Lavabit appeals government order to divulge its private keys
Lavabit, the secure email provider used by NSA whistleblower Edward Snowden, has filed its first brief in what is considered a landmark privacy case, revealing more details of its resisting an aggressive government investigation.

The email provider’s founder, Ladar Levison, shut down rather than comply with a government order issued July 16 to release its private SSL keys, or rather the keys to its encryption, which would have left the service’s 40,000 users exposed as authorities poured through data for any useful evidence on Snowden.

According to a brief filed in the 4th US Circuit Court of Appeals Levison is appealing that court order, and a government response will be due by November 4th.

In that document Lavabit outlines its position, defending its refusal to hand over private keys as they “were not contraband, were not the fruits of any crime, were not used to commit any crime, and were not evidence of any crime.”

The 44-page document argues that the pen register statute--legislation originally focused on telephony but now routinely used to extract electronic data--does not authorize the US government to seize the email service's keys, nor does the Stored Communications Act.

Lavabit's appeal further states that the Fourth Amendment forbids the seizure of its SSL keys, and protects against the access of its customers' data.

“The Fourth Amendment insists that a warrant name particular things to be searched; a warrant that permits open-ended rummaging through all of Lavabit's communications data is simply a modern-day writ of assistance, the sort of general warrant that the Fourth Amendment was ratified to forbid."

The email service points out that officials forbade Lavabit from informing anyone, including its customers and partners, that it had compromised its security. According to the brief, government officials "insisted that all of those parties be affirmatively misled into believing that the system remained secure against exactly the kind of secret monitoring that the government was proposing."
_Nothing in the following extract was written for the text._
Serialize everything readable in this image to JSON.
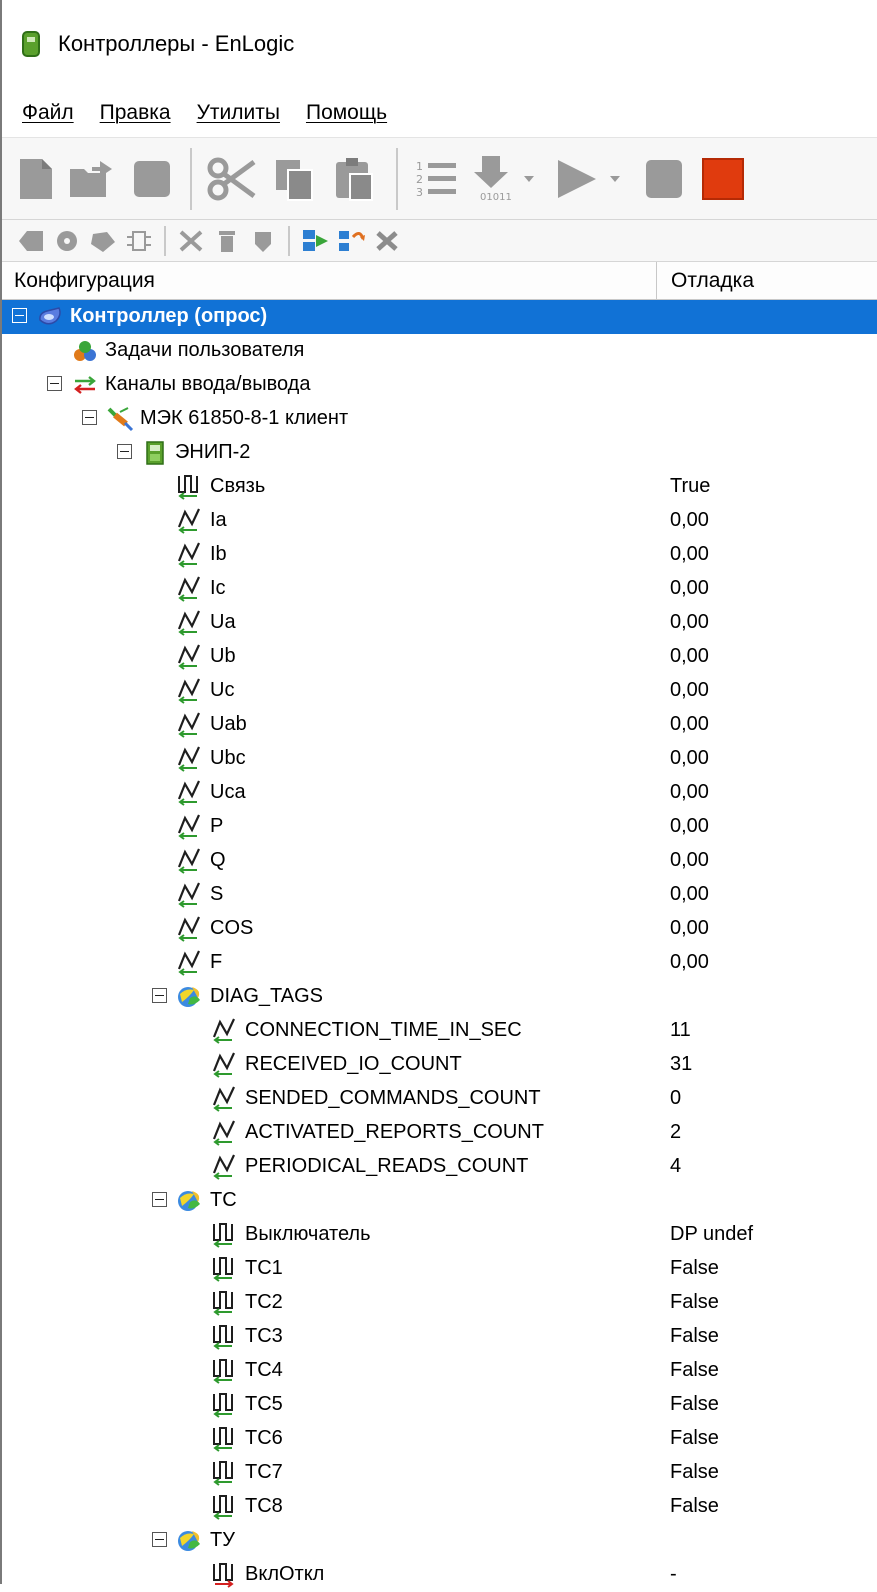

Interestingly, Lavabit also details that it had proposed a compromise in turning over the target's (in this case almost certainly Edward Snowden) "login and subsequent logout date and time, the IP address used to connect" along with what it describes as "non-content headers" from any future emails sent or received by the subject's account.

That offer was refused, as authorities instead demanded that they be given “real time” access to their target customer’s data.

Lavabit’s offer does, however, seem to undermine the notion that officials would have required access to all of the email client’s data to sift through and determine which portion was pertinent to its investigation.